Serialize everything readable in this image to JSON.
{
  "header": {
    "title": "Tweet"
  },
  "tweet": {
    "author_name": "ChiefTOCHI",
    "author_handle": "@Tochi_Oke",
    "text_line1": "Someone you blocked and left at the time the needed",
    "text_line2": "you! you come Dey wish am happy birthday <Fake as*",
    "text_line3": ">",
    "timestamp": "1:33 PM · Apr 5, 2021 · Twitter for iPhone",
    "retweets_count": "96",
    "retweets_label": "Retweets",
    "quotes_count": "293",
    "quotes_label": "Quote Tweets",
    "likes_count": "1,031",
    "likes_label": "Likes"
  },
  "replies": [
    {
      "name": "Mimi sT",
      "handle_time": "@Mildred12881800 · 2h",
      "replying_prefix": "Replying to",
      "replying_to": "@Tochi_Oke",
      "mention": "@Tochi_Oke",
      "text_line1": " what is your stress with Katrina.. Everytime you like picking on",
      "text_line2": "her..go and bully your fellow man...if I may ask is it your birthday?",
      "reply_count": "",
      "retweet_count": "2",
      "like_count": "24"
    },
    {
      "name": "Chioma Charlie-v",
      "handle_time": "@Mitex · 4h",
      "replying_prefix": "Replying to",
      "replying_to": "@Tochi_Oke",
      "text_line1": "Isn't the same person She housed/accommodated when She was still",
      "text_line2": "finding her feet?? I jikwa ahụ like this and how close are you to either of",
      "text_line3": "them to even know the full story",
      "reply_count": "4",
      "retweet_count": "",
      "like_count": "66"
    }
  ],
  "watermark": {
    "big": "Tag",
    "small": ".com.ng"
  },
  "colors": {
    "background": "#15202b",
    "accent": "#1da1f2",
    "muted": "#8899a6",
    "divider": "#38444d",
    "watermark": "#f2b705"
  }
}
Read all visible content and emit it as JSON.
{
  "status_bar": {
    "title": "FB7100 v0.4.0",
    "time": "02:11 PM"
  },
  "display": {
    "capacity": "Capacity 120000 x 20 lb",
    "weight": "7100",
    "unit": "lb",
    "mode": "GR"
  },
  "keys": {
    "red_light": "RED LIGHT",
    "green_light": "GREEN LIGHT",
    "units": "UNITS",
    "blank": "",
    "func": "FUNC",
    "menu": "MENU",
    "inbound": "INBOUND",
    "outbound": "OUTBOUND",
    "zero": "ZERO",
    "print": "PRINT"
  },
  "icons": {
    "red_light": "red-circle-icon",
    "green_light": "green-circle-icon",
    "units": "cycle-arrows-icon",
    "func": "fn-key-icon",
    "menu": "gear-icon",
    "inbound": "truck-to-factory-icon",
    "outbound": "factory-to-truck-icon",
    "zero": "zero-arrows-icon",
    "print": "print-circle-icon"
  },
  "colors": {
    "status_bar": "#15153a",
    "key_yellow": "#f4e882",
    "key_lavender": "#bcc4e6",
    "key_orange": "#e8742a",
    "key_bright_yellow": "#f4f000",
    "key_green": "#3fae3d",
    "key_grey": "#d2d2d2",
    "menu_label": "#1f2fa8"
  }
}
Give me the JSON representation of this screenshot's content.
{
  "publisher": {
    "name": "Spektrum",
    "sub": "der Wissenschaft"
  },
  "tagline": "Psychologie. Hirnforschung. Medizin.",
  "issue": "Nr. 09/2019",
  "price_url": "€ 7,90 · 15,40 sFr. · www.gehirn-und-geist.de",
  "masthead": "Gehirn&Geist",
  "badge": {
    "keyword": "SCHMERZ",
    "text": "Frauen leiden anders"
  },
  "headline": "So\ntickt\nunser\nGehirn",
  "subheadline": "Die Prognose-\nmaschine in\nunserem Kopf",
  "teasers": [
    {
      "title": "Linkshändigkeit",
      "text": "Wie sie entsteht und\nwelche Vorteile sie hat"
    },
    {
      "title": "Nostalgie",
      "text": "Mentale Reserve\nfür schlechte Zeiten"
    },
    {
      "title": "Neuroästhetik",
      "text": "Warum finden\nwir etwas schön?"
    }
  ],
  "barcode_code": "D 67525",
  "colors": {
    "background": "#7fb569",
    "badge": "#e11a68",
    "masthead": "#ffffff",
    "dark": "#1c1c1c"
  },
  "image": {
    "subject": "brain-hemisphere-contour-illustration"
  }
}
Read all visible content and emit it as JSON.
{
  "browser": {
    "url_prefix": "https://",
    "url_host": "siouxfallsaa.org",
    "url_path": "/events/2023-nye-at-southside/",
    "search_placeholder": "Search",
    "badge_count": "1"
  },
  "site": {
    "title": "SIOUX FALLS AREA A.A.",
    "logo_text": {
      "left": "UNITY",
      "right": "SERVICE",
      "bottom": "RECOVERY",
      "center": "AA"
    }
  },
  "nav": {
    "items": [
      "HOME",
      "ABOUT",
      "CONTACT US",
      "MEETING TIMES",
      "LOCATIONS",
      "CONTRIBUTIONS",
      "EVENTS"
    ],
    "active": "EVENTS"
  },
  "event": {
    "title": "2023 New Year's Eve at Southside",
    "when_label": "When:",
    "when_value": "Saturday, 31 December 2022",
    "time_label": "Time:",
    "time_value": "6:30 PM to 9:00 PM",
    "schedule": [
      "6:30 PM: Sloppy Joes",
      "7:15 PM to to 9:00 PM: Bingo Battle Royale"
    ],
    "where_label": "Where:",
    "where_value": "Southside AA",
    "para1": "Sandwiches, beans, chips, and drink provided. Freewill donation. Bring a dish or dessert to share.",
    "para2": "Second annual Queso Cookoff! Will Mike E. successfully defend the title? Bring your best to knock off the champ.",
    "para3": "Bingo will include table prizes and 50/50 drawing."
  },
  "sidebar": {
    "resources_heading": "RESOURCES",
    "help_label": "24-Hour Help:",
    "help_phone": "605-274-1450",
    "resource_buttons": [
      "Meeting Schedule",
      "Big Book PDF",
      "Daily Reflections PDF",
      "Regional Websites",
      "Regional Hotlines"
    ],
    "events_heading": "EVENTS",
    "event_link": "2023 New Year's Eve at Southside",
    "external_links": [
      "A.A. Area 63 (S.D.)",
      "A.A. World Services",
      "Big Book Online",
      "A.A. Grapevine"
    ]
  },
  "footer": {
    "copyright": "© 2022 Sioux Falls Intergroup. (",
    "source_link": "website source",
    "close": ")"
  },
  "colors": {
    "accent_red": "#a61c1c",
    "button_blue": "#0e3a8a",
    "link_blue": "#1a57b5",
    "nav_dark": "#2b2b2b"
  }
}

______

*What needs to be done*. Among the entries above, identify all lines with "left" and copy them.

*Response box*.
    "text_line1": "Someone you blocked and left at the time the needed",
      "left": "UNITY",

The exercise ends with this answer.